“You only have to look at the number of people who came off illegal filesharing when iTunes came out to know that filesharing isn’t the answer, it’s not the future, it’s not valuable of itself – it’s a technology that currently is being used to circumvent the law.”
However, his words, as reported by the Birmingham Post, lack a certain ring of truth. For example, let’s take the claim that file-sharing decreased after Spotify gained popularity. While we agree that the service has the potential to convert many music pirates, its effect on the overall volume of file-sharing is simply not there.
The Pirate Bay informed TorrentFreak that traffic from the UK is still growing, at an average of around 1% per month. Mininova likewise has seen a 15% growth, of 7 million unique visitors a month, from 38.6 million in September 2008, to 45.6 million in August of 2009. Clearly Spotify hasn’t decreased much. Strike 1.
More worrying though is the claim that file-sharing technology is not valuable. For one, Spotify itself is based on file-sharing technology, with the brain behind the popular BitTorrent client uTorrent as one of its main developers. That aside, the state-funded BBC is involved in various BitTorrent-based projects, and the technology chiefs there believe that P2P TV has a future, and many independent artists are already putting it to use.
Over the past few years, we’ve brought you dozens of stories about people being enabled by the technology, from independent artists, to filmmakers (large and small) and even large corporations that can now effectively distribute data without incredible bandwidth outlay.
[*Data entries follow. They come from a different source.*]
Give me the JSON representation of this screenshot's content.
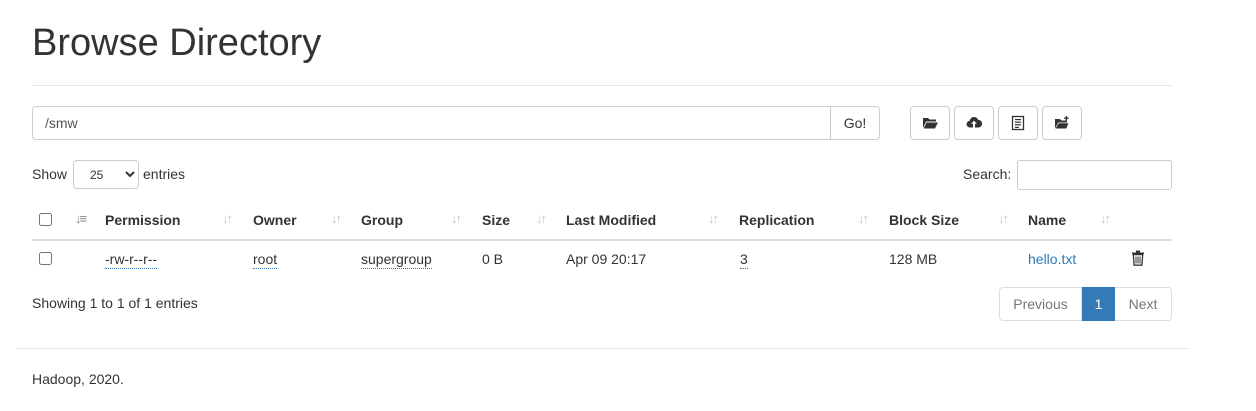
{
  "header": {
    "title": "Browse Directory"
  },
  "path": {
    "value": "/smw",
    "go_label": "Go!"
  },
  "toolbar": {
    "icons": [
      "folder-open-icon",
      "cloud-upload-icon",
      "list-alt-icon",
      "create-directory-icon"
    ]
  },
  "length": {
    "show_label": "Show",
    "selected": "25",
    "entries_label": "entries"
  },
  "search": {
    "label": "Search:",
    "value": ""
  },
  "table": {
    "columns": [
      "Permission",
      "Owner",
      "Group",
      "Size",
      "Last Modified",
      "Replication",
      "Block Size",
      "Name"
    ],
    "rows": [
      {
        "permission": "-rw-r--r--",
        "owner": "root",
        "group": "supergroup",
        "size": "0 B",
        "modified": "Apr 09 20:17",
        "replication": "3",
        "block_size": "128 MB",
        "name": "hello.txt"
      }
    ]
  },
  "info": "Showing 1 to 1 of 1 entries",
  "pagination": {
    "previous": "Previous",
    "current": "1",
    "next": "Next"
  },
  "footer": "Hadoop, 2020.",
  "colors": {
    "link": "#337ab7",
    "active_page": "#337ab7",
    "border": "#cccccc"
  }
}
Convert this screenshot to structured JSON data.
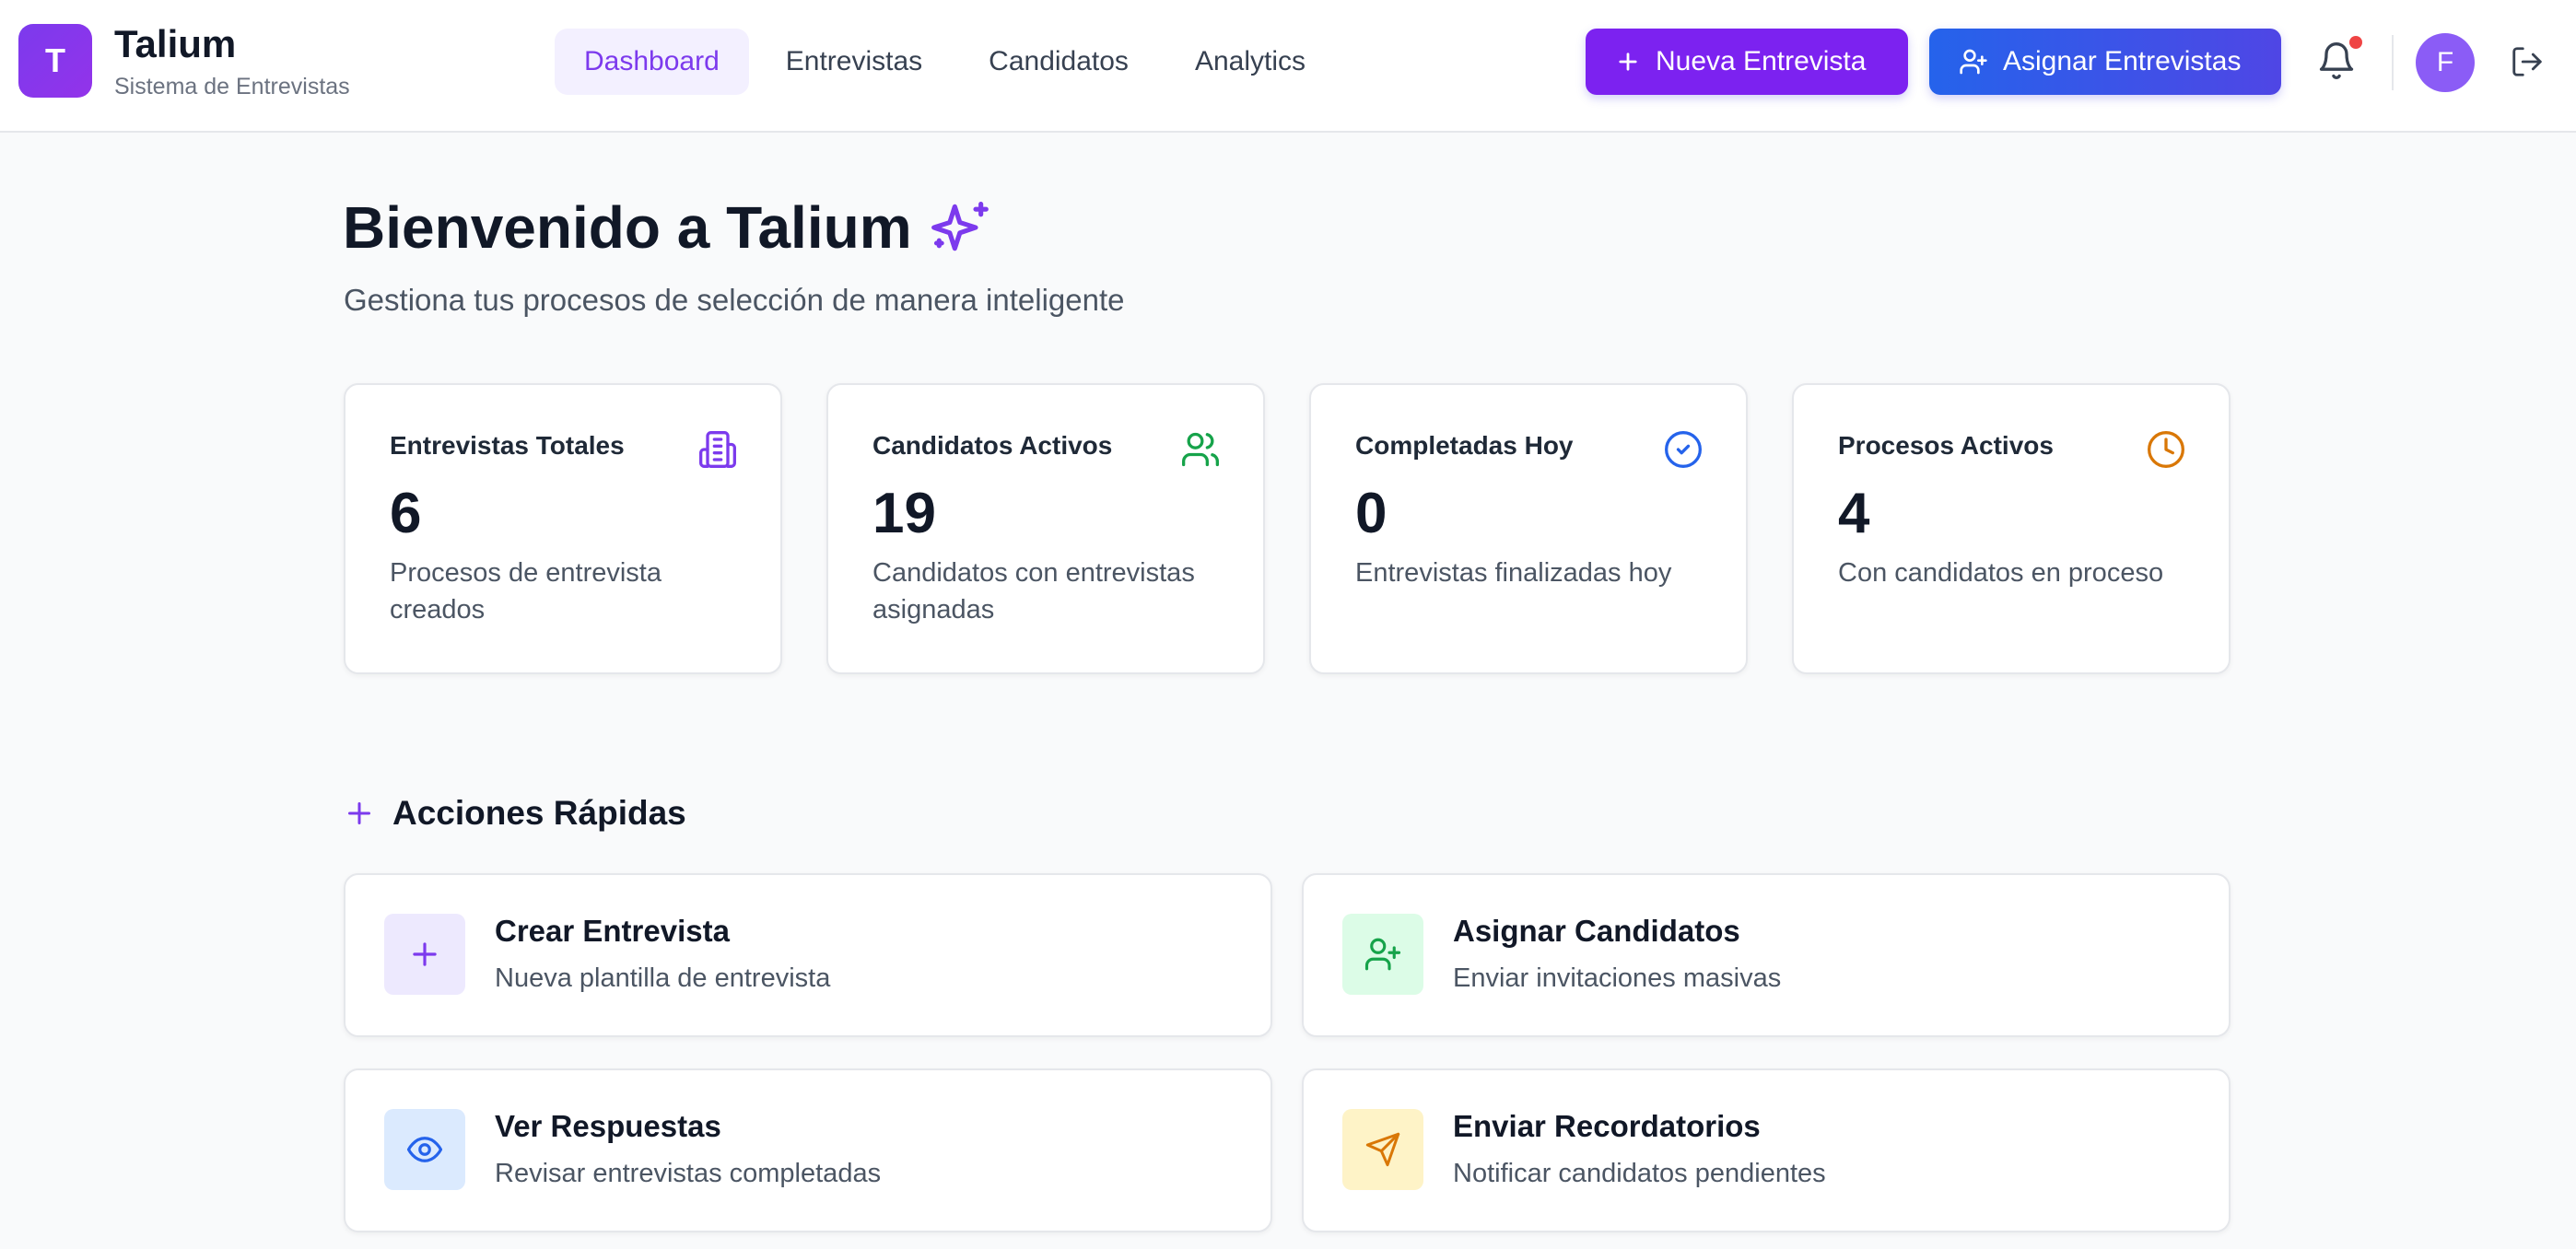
{
  "brand": {
    "logo_letter": "T",
    "name": "Talium",
    "subtitle": "Sistema de Entrevistas"
  },
  "nav": [
    {
      "label": "Dashboard",
      "active": true
    },
    {
      "label": "Entrevistas",
      "active": false
    },
    {
      "label": "Candidatos",
      "active": false
    },
    {
      "label": "Analytics",
      "active": false
    }
  ],
  "header_actions": {
    "new_interview_label": "Nueva Entrevista",
    "assign_interviews_label": "Asignar Entrevistas",
    "notifications_unread": true,
    "avatar_initial": "F"
  },
  "welcome": {
    "title": "Bienvenido a Talium",
    "subtitle": "Gestiona tus procesos de selección de manera inteligente"
  },
  "stats": [
    {
      "title": "Entrevistas Totales",
      "value": "6",
      "description": "Procesos de entrevista creados",
      "icon": "building-icon",
      "color": "#7c3aed"
    },
    {
      "title": "Candidatos Activos",
      "value": "19",
      "description": "Candidatos con entrevistas asignadas",
      "icon": "users-icon",
      "color": "#16a34a"
    },
    {
      "title": "Completadas Hoy",
      "value": "0",
      "description": "Entrevistas finalizadas hoy",
      "icon": "check-circle-icon",
      "color": "#2563eb"
    },
    {
      "title": "Procesos Activos",
      "value": "4",
      "description": "Con candidatos en proceso",
      "icon": "clock-icon",
      "color": "#d97706"
    }
  ],
  "quick_actions": {
    "title": "Acciones Rápidas",
    "items": [
      {
        "title": "Crear Entrevista",
        "description": "Nueva plantilla de entrevista",
        "icon": "plus-icon",
        "color": "#7c3aed",
        "bg": "#ede9fe"
      },
      {
        "title": "Asignar Candidatos",
        "description": "Enviar invitaciones masivas",
        "icon": "user-plus-icon",
        "color": "#16a34a",
        "bg": "#dcfce7"
      },
      {
        "title": "Ver Respuestas",
        "description": "Revisar entrevistas completadas",
        "icon": "eye-icon",
        "color": "#2563eb",
        "bg": "#dbeafe"
      },
      {
        "title": "Enviar Recordatorios",
        "description": "Notificar candidatos pendientes",
        "icon": "send-icon",
        "color": "#d97706",
        "bg": "#fef3c7"
      }
    ]
  }
}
File-sharing technology is very valuable to those people, Strike 2 for the MP from Birmingham.
That brings us to another statement Simon made, with Yahoo reporting him as saying that whilst it is illegal, there is currently no anti-piracy legislation. Those that have read our stories about Davenport Lyons, and ACS (and the thousands they have targeted) know there is indeed legislation. So too does Alan Ellis, and the Oink uploaders who were sentenced earlier this year. For Mr Simon, that’s strike 3.
It’s just lucky for him that no-one’s proposed a law where if an MP has gone on the record and made 3 basic factual errors, his parliamentary benefits should be cut off or throttled.
Mr Simon was contacted for comment, but did not reply at time of press